**Your assignment**
Across the listing, how many lines contain "data"? The reply is the number alone.
--- START ---
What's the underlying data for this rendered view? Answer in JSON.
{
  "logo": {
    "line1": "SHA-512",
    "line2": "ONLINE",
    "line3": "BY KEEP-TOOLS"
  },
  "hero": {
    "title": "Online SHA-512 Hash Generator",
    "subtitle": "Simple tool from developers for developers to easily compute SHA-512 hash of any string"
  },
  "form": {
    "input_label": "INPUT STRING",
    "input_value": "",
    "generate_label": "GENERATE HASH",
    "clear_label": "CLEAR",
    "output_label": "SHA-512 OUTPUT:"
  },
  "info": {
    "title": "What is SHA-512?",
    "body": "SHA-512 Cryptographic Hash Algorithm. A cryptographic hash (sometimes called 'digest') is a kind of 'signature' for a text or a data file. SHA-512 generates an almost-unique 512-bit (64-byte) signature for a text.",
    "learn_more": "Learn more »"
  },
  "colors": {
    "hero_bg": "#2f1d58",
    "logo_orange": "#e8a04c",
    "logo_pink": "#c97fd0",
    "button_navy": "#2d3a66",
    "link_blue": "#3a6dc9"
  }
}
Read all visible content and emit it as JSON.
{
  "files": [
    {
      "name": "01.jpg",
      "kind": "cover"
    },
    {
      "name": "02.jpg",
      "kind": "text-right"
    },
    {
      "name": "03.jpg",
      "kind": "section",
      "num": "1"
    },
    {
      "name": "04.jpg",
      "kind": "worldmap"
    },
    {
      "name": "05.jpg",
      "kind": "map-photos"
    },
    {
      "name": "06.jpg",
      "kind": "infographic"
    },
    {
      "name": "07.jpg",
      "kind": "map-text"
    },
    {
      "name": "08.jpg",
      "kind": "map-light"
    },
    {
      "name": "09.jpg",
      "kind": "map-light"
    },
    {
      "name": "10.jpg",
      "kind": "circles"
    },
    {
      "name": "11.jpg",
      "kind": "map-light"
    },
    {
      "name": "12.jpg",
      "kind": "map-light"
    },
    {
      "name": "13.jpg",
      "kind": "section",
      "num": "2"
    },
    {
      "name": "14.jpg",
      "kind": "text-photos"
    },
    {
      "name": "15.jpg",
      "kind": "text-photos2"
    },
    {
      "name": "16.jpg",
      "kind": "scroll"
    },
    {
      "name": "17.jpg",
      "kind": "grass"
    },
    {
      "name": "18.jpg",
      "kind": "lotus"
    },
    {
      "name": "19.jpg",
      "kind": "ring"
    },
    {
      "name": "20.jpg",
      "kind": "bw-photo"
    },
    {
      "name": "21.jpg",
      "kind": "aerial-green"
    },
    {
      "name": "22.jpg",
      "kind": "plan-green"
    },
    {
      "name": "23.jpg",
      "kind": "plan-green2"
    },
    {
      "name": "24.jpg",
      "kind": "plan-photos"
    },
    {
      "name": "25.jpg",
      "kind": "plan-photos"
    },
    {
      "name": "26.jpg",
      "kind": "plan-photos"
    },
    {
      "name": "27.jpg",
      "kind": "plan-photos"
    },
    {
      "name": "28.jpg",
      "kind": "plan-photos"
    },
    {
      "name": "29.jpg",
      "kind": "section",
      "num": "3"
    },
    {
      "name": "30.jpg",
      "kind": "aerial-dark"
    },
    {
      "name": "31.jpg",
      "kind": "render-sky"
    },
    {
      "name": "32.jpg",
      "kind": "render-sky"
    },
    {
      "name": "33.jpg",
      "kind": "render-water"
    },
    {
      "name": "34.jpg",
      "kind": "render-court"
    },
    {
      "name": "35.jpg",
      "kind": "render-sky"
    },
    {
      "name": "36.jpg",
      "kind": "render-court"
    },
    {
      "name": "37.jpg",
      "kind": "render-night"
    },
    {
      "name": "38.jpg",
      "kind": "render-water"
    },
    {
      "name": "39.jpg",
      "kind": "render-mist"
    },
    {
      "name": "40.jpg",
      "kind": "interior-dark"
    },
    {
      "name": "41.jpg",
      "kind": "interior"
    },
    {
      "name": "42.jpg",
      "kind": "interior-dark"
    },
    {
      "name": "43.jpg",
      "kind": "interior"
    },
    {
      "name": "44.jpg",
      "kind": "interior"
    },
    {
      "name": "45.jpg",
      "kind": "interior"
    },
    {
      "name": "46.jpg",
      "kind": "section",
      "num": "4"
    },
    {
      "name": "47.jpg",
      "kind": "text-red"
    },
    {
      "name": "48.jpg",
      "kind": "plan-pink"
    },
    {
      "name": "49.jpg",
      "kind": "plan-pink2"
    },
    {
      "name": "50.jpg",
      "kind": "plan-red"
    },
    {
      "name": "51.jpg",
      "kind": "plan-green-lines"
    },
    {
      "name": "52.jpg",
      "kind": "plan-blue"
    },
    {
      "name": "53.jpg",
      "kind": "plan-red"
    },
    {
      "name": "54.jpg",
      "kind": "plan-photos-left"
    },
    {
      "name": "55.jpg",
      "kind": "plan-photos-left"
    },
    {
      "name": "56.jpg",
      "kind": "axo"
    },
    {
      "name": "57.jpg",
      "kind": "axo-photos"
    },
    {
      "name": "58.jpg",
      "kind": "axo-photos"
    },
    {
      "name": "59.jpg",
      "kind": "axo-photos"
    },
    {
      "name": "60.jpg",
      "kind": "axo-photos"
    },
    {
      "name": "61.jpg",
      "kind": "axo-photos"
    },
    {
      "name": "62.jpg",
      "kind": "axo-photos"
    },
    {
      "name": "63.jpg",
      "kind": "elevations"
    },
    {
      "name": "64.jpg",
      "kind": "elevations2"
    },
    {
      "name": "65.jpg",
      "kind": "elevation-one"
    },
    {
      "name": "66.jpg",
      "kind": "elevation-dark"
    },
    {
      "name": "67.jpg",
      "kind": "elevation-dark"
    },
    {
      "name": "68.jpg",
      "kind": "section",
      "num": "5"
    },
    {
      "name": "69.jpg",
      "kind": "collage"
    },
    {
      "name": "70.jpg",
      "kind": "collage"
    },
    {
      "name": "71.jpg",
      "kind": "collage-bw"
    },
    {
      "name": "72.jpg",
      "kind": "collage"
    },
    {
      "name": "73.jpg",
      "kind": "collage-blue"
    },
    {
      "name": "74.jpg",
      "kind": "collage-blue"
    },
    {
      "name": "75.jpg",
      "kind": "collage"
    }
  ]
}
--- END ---
**Problem solution**
2